In this example, the following six files are needed:
design/uh60a_section.xml.tmp(see Section: Cross-section Main Input Template (uh60a_section.xml.tmp))
design/material_database.xml(see Section: Material Database (material_database.xml))
design/sc1095.dat(see Section: Cross-section Airfoil Data (sc1095.dat))
interface.py(see Section: Dakota Interface Scripts (interface.py))
interface_args.json(see Section: Interface Arguments (interface_args.json))
data_proc_funcs.py(see Section: Data Processing Functions (data_proc_funcs.py))
Finally, this example runs 20 concurrent analyses each time. This is specified as:
asynchronous evaluation_concurrency = 20
This section specifies the responses sent pack to Dakota from the analysis driver, including objectives and constraints. Based on the optimization formulation in Section: Optimization Formulation, Dakota will read two responses from the result file, one objective and one constraint:
responses descriptors = 'diff' 'mpl'
The objective is to minimize the difference between the calculated and target beam properties:
objective_functions = 1 sense = 'min'
The constraint is keep the calculated mass less than the target value:
nonlinear_inequality_constraints = 1 upper_bounds = 0.00149 lower_bounds = 0
Since the optimization method is Genetic Algorithm, there is no gradient and hessian results returned to Dakota.

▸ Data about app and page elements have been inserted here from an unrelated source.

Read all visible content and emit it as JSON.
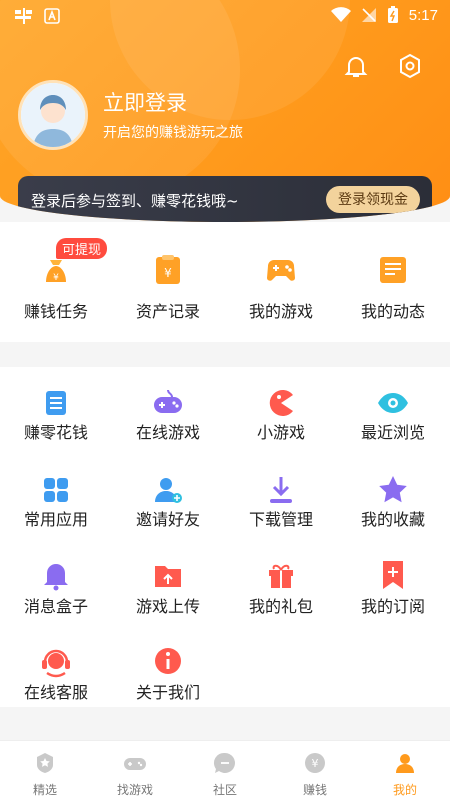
{
  "status_bar": {
    "time": "5:17"
  },
  "profile": {
    "title": "立即登录",
    "subtitle": "开启您的赚钱游玩之旅"
  },
  "banner": {
    "text": "登录后参与签到、赚零花钱哦~",
    "button": "登录领现金"
  },
  "quick_items": [
    {
      "label": "赚钱任务",
      "icon": "money-bag-icon",
      "badge": "可提现"
    },
    {
      "label": "资产记录",
      "icon": "asset-record-icon"
    },
    {
      "label": "我的游戏",
      "icon": "gamepad-icon"
    },
    {
      "label": "我的动态",
      "icon": "news-icon"
    }
  ],
  "grid_items": [
    {
      "label": "赚零花钱",
      "icon": "task-list-icon"
    },
    {
      "label": "在线游戏",
      "icon": "controller-icon"
    },
    {
      "label": "小游戏",
      "icon": "pacman-icon"
    },
    {
      "label": "最近浏览",
      "icon": "eye-icon"
    },
    {
      "label": "常用应用",
      "icon": "apps-icon"
    },
    {
      "label": "邀请好友",
      "icon": "invite-user-icon"
    },
    {
      "label": "下载管理",
      "icon": "download-icon"
    },
    {
      "label": "我的收藏",
      "icon": "star-icon"
    },
    {
      "label": "消息盒子",
      "icon": "bell-icon"
    },
    {
      "label": "游戏上传",
      "icon": "upload-folder-icon"
    },
    {
      "label": "我的礼包",
      "icon": "gift-icon"
    },
    {
      "label": "我的订阅",
      "icon": "bookmark-plus-icon"
    },
    {
      "label": "在线客服",
      "icon": "headset-icon"
    },
    {
      "label": "关于我们",
      "icon": "info-icon"
    }
  ],
  "bottom_nav": [
    {
      "label": "精选",
      "icon": "featured-icon"
    },
    {
      "label": "找游戏",
      "icon": "find-game-icon"
    },
    {
      "label": "社区",
      "icon": "community-icon"
    },
    {
      "label": "赚钱",
      "icon": "earn-icon"
    },
    {
      "label": "我的",
      "icon": "me-icon",
      "active": true
    }
  ],
  "colors": {
    "accent": "#ff9a1c",
    "badge": "#ff4b3e",
    "banner_bg": "#2f323d",
    "banner_btn": "#f3d39c"
  }
}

# ==================================================================== environment output_file = 'cs_tm_opt_soga.out' write_restart = 'cs_tm_opt_soga.rst' error_file = 'cs_tm_opt_soga.err' tabular_data tabular_data_file = 'cs_tm_opt_soga_tabular.dat' # ==================================================================== method soga max_function_evaluations = 2000 population_size = 50 seed = 1027 convergence_type average_fitness_tracker # default percent_change = 0.1 # defualt: 0.1 num_generations = 10 # default: 10 print_each_pop log_file = 'cs_tm_opt_soga.log' # ==================================================================== model single # ==================================================================== variables active design continuous_design = 2 descriptors = 'wl_x2' 'wt_x2' upper_bounds = -0.10 -0.30 lower_bounds = -0.20 -0.50 discrete_state_set real = 8 descriptors = 'mesh_size' 'mesh_size_fill' 'pnsmc_x3' 'pfte2_x2' 'pnsmc_x2' 'nsmr' 'chord' 'oa2' elements = 0.04 0.3 0 -0.9 -0.046 0.0094 20.76 -0.25 integer = 15 descriptors = 'mi_spar_1' 'mi_le' 'mi_te' 'np_spar_1' 'np_le' 'np_te' 'np_spar_2' 'np_spar_3' 'np_spar_4' 'fo_spar_1' 'fo_le' 'fo_te' 'fo_spar_2' 'fo_spar_3' 'fo_spar_4' elements = 4 1 4 16 16 13 16 14 19 50 -36 71 -9 53 -44 # ==================================================================== interface analysis_driver = 'python3 interface.py interface_args.json' fork parameters_file = 'input.in' results_file = 'output.out' file_save work_directory named = 'evals/eval' directory_tag directory_save link_file = 'interface.py' 'interface_args.json' 'data_proc_funcs.py' 'design/*' asynchronous evaluation_concurrency = 20 # ==================================================================== responses descriptors = 'diff' 'mpl' objective_functions = 1 sense = 'min' nonlinear_inequality_constraints = 1 upper_bounds = 0.00149 lower_bounds = 0 no_gradients no_hessians